═══ Given data ═══

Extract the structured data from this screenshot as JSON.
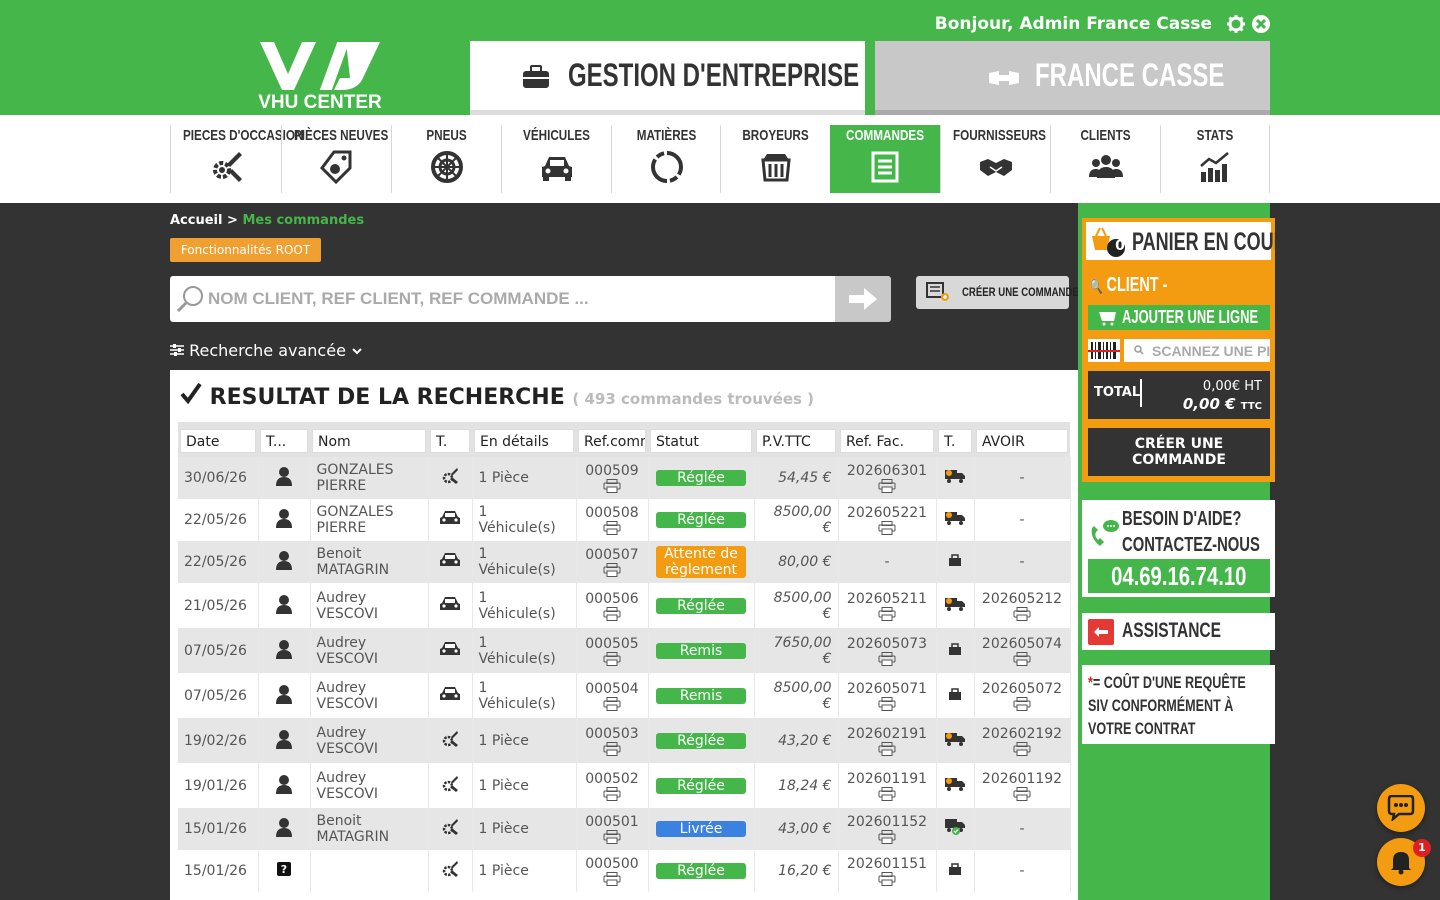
{
  "header": {
    "greeting": "Bonjour, Admin France Casse",
    "logo_text": "VHU CENTER",
    "tab_gestion": "GESTION D'ENTREPRISE",
    "tab_france": "FRANCE CASSE"
  },
  "nav": [
    {
      "label": "PIECES D'OCCASION",
      "icon": "gear-wrench-icon"
    },
    {
      "label": "PIÈCES NEUVES",
      "icon": "tag-gears-icon"
    },
    {
      "label": "PNEUS",
      "icon": "tire-icon"
    },
    {
      "label": "VÉHICULES",
      "icon": "car-icon"
    },
    {
      "label": "MATIÈRES",
      "icon": "recycle-icon"
    },
    {
      "label": "BROYEURS",
      "icon": "shredder-icon"
    },
    {
      "label": "COMMANDES",
      "icon": "order-list-icon",
      "active": true
    },
    {
      "label": "FOURNISSEURS",
      "icon": "handshake-icon"
    },
    {
      "label": "CLIENTS",
      "icon": "users-icon"
    },
    {
      "label": "STATS",
      "icon": "chart-icon"
    }
  ],
  "breadcrumb": {
    "home": "Accueil",
    "sep": ">",
    "current": "Mes commandes"
  },
  "root_button": "Fonctionnalités ROOT",
  "search": {
    "placeholder": "NOM CLIENT, REF CLIENT, REF COMMANDE ..."
  },
  "create_order_label": "CRÉER UNE COMMANDE",
  "advanced_search": "Recherche avancée",
  "results": {
    "title": "RESULTAT DE LA RECHERCHE",
    "count": "( 493 commandes trouvées )",
    "columns": [
      "Date",
      "T...",
      "Nom",
      "T.",
      "En détails",
      "Ref.comm",
      "Statut",
      "P.V.TTC",
      "Ref. Fac.",
      "T.",
      "AVOIR"
    ],
    "rows": [
      {
        "date": "30/06/26",
        "client_type": "person",
        "name1": "GONZALES",
        "name2": "PIERRE",
        "item_type": "part",
        "details1": "1 Pièce",
        "details2": "",
        "ref": "000509",
        "status": "Réglée",
        "status_color": "green",
        "price1": "54,45 €",
        "price2": "",
        "invoice": "202606301",
        "transport": "truck",
        "avoir": "-"
      },
      {
        "date": "22/05/26",
        "client_type": "person",
        "name1": "GONZALES",
        "name2": "PIERRE",
        "item_type": "car",
        "details1": "1",
        "details2": "Véhicule(s)",
        "ref": "000508",
        "status": "Réglée",
        "status_color": "green",
        "price1": "8500,00",
        "price2": "€",
        "invoice": "202605221",
        "transport": "truck",
        "avoir": "-"
      },
      {
        "date": "22/05/26",
        "client_type": "person",
        "name1": "Benoit",
        "name2": "MATAGRIN",
        "item_type": "car",
        "details1": "1",
        "details2": "Véhicule(s)",
        "ref": "000507",
        "status": "Attente de règlement",
        "status_color": "orange",
        "price1": "80,00 €",
        "price2": "",
        "invoice": "-",
        "transport": "shop",
        "avoir": "-"
      },
      {
        "date": "21/05/26",
        "client_type": "person",
        "name1": "Audrey",
        "name2": "VESCOVI",
        "item_type": "car",
        "details1": "1",
        "details2": "Véhicule(s)",
        "ref": "000506",
        "status": "Réglée",
        "status_color": "green",
        "price1": "8500,00",
        "price2": "€",
        "invoice": "202605211",
        "transport": "truck",
        "avoir": "202605212"
      },
      {
        "date": "07/05/26",
        "client_type": "person",
        "name1": "Audrey",
        "name2": "VESCOVI",
        "item_type": "car",
        "details1": "1",
        "details2": "Véhicule(s)",
        "ref": "000505",
        "status": "Remis",
        "status_color": "green",
        "price1": "7650,00",
        "price2": "€",
        "invoice": "202605073",
        "transport": "shop",
        "avoir": "202605074"
      },
      {
        "date": "07/05/26",
        "client_type": "person",
        "name1": "Audrey",
        "name2": "VESCOVI",
        "item_type": "car",
        "details1": "1",
        "details2": "Véhicule(s)",
        "ref": "000504",
        "status": "Remis",
        "status_color": "green",
        "price1": "8500,00",
        "price2": "€",
        "invoice": "202605071",
        "transport": "shop",
        "avoir": "202605072"
      },
      {
        "date": "19/02/26",
        "client_type": "person",
        "name1": "Audrey",
        "name2": "VESCOVI",
        "item_type": "part",
        "details1": "1 Pièce",
        "details2": "",
        "ref": "000503",
        "status": "Réglée",
        "status_color": "green",
        "price1": "43,20 €",
        "price2": "",
        "invoice": "202602191",
        "transport": "truck",
        "avoir": "202602192"
      },
      {
        "date": "19/01/26",
        "client_type": "person",
        "name1": "Audrey",
        "name2": "VESCOVI",
        "item_type": "part",
        "details1": "1 Pièce",
        "details2": "",
        "ref": "000502",
        "status": "Réglée",
        "status_color": "green",
        "price1": "18,24 €",
        "price2": "",
        "invoice": "202601191",
        "transport": "truck",
        "avoir": "202601192"
      },
      {
        "date": "15/01/26",
        "client_type": "person",
        "name1": "Benoit",
        "name2": "MATAGRIN",
        "item_type": "part",
        "details1": "1 Pièce",
        "details2": "",
        "ref": "000501",
        "status": "Livrée",
        "status_color": "blue",
        "price1": "43,00 €",
        "price2": "",
        "invoice": "202601152",
        "transport": "delivered",
        "avoir": "-"
      },
      {
        "date": "15/01/26",
        "client_type": "unknown",
        "name1": "",
        "name2": "",
        "item_type": "part",
        "details1": "1 Pièce",
        "details2": "",
        "ref": "000500",
        "status": "Réglée",
        "status_color": "green",
        "price1": "16,20 €",
        "price2": "",
        "invoice": "202601151",
        "transport": "shop",
        "avoir": "-"
      }
    ]
  },
  "panier": {
    "count": "0",
    "title": "PANIER EN COURS",
    "client_label": "CLIENT -",
    "add_line": "AJOUTER UNE LIGNE",
    "scan_placeholder": "SCANNEZ UNE PIECE",
    "total_label": "TOTAL",
    "total_ht": "0,00€ HT",
    "total_ttc": "0,00 €",
    "ttc_suffix": "TTC",
    "create_line1": "CRÉER UNE",
    "create_line2": "COMMANDE"
  },
  "help": {
    "line1": "BESOIN D'AIDE?",
    "line2": "CONTACTEZ-NOUS",
    "phone": "04.69.16.74.10"
  },
  "assistance": "ASSISTANCE",
  "note": {
    "star": "*",
    "text": "= COÛT D'UNE REQUÊTE SIV CONFORMÉMENT À VOTRE CONTRAT"
  },
  "notifications": {
    "count": "1"
  },
  "colors": {
    "green": "#45b649",
    "orange": "#f39c12",
    "dark": "#333333",
    "blue": "#3b82e0"
  }
}
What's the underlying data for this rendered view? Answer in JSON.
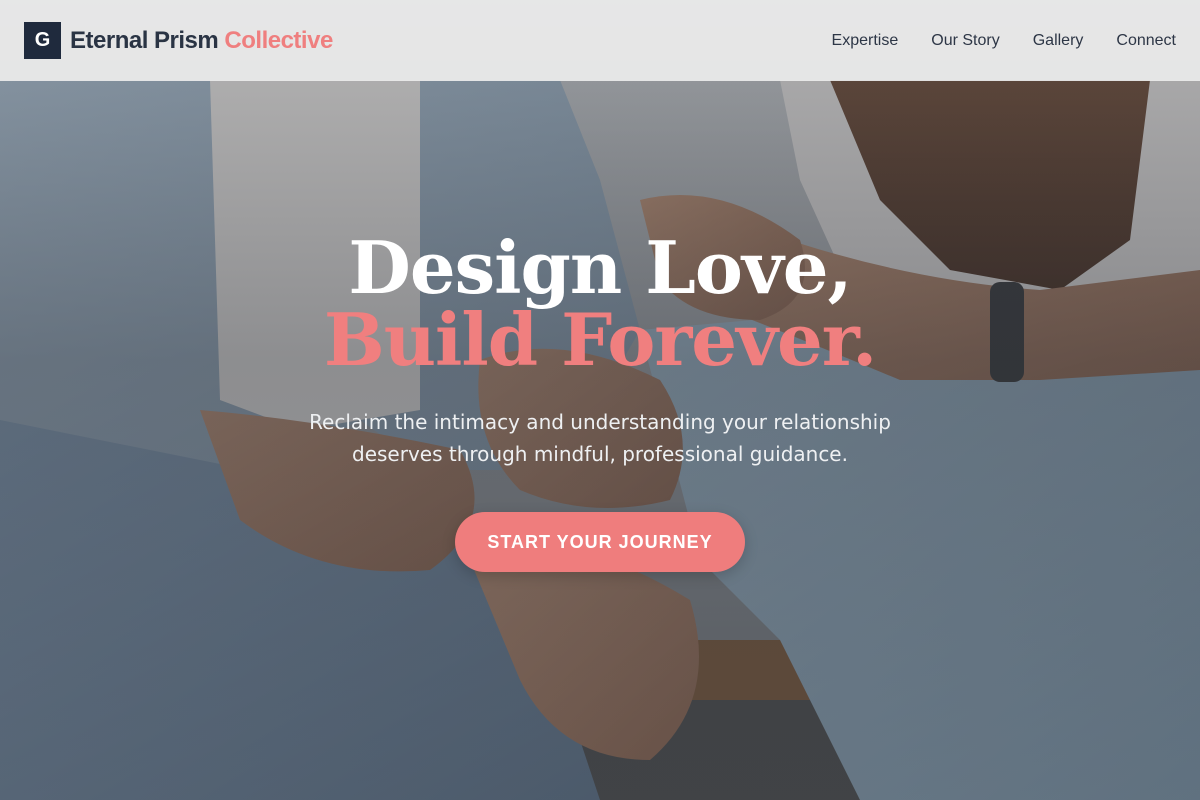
{
  "brand": {
    "mark_letter": "G",
    "name_primary": "Eternal Prism",
    "name_accent": "Collective"
  },
  "nav": {
    "items": [
      {
        "label": "Expertise"
      },
      {
        "label": "Our Story"
      },
      {
        "label": "Gallery"
      },
      {
        "label": "Connect"
      }
    ]
  },
  "hero": {
    "headline_line1": "Design Love,",
    "headline_line2": "Build Forever.",
    "subtext": "Reclaim the intimacy and understanding your relationship deserves through mindful, professional guidance.",
    "cta_label": "START YOUR JOURNEY"
  },
  "colors": {
    "brand_dark": "#1f2a3d",
    "accent_coral": "#ef7f7f",
    "header_bg": "#ececec",
    "text_light": "#ffffff"
  },
  "icons": {
    "background": "couple-holding-hands-photo"
  }
}
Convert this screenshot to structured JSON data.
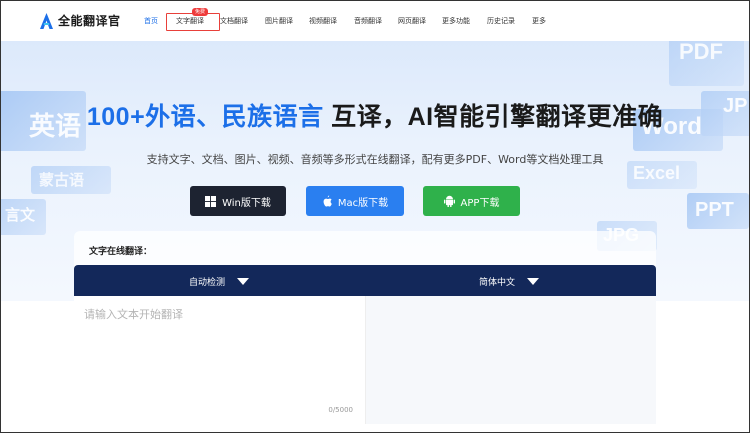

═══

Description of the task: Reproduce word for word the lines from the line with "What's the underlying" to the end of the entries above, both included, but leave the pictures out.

Reply:
What's the underlying data for this rendered view? Answer in JSON.
{
  "brand": {
    "mark_letter": "G",
    "name_primary": "Eternal Prism",
    "name_accent": "Collective"
  },
  "nav": {
    "items": [
      {
        "label": "Expertise"
      },
      {
        "label": "Our Story"
      },
      {
        "label": "Gallery"
      },
      {
        "label": "Connect"
      }
    ]
  },
  "hero": {
    "headline_line1": "Design Love,",
    "headline_line2": "Build Forever.",
    "subtext": "Reclaim the intimacy and understanding your relationship deserves through mindful, professional guidance.",
    "cta_label": "START YOUR JOURNEY"
  },
  "colors": {
    "brand_dark": "#1f2a3d",
    "accent_coral": "#ef7f7f",
    "header_bg": "#ececec",
    "text_light": "#ffffff"
  },
  "icons": {
    "background": "couple-holding-hands-photo"
  }
}
Convert this screenshot to structured JSON data.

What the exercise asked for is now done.